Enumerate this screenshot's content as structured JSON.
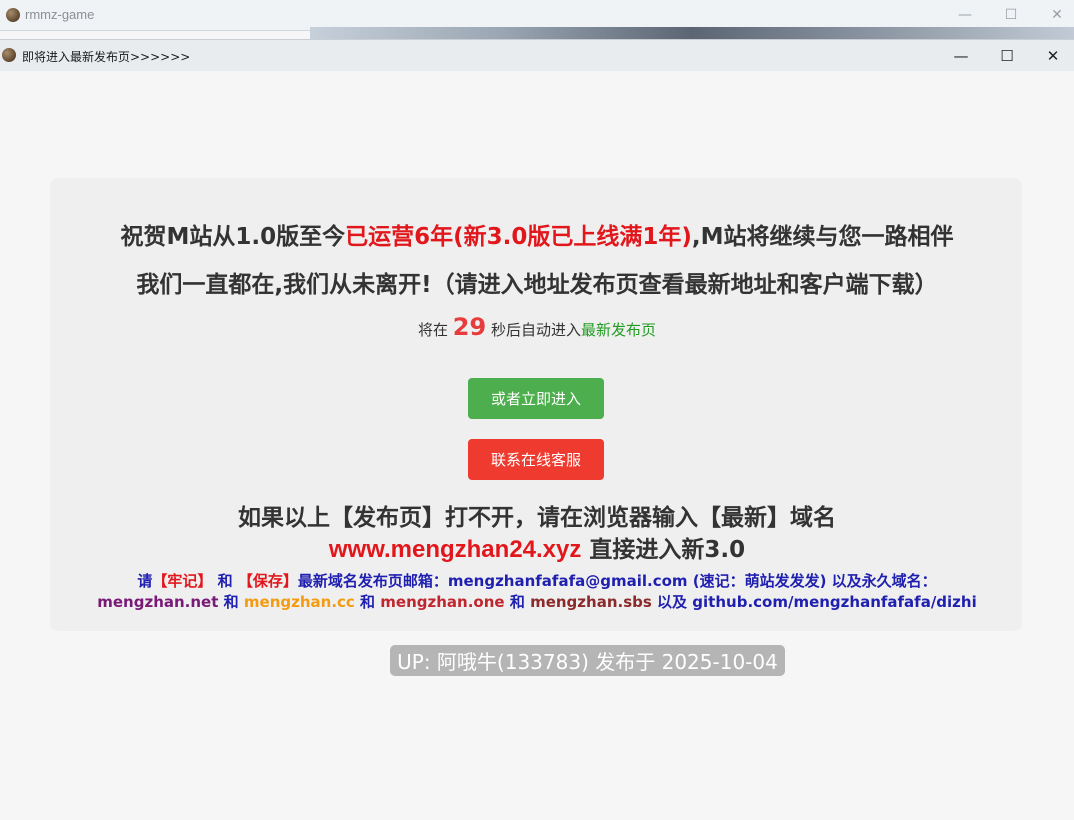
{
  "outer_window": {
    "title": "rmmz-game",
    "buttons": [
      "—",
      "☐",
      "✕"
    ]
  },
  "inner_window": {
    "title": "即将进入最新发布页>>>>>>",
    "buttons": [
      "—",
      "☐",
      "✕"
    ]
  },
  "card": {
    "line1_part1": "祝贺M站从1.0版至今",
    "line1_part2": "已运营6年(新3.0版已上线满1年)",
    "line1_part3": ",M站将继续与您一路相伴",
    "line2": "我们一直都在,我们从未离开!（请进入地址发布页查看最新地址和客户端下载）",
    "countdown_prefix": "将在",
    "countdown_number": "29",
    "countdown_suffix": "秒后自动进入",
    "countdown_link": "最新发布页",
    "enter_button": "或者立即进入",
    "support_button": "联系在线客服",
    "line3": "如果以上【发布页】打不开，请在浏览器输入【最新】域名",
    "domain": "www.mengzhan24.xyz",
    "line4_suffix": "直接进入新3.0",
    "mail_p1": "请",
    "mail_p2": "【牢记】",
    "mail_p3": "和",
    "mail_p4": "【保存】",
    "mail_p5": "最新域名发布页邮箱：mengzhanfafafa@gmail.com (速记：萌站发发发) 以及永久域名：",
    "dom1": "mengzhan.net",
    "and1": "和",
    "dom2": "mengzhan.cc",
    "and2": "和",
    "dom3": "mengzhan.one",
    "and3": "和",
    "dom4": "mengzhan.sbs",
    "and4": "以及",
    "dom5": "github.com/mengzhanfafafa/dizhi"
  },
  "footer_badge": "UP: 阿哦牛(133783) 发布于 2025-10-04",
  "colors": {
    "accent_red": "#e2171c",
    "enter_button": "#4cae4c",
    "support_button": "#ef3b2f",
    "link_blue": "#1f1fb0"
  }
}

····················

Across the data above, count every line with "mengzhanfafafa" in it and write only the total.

◆ EXERCISE RESULT ◆
2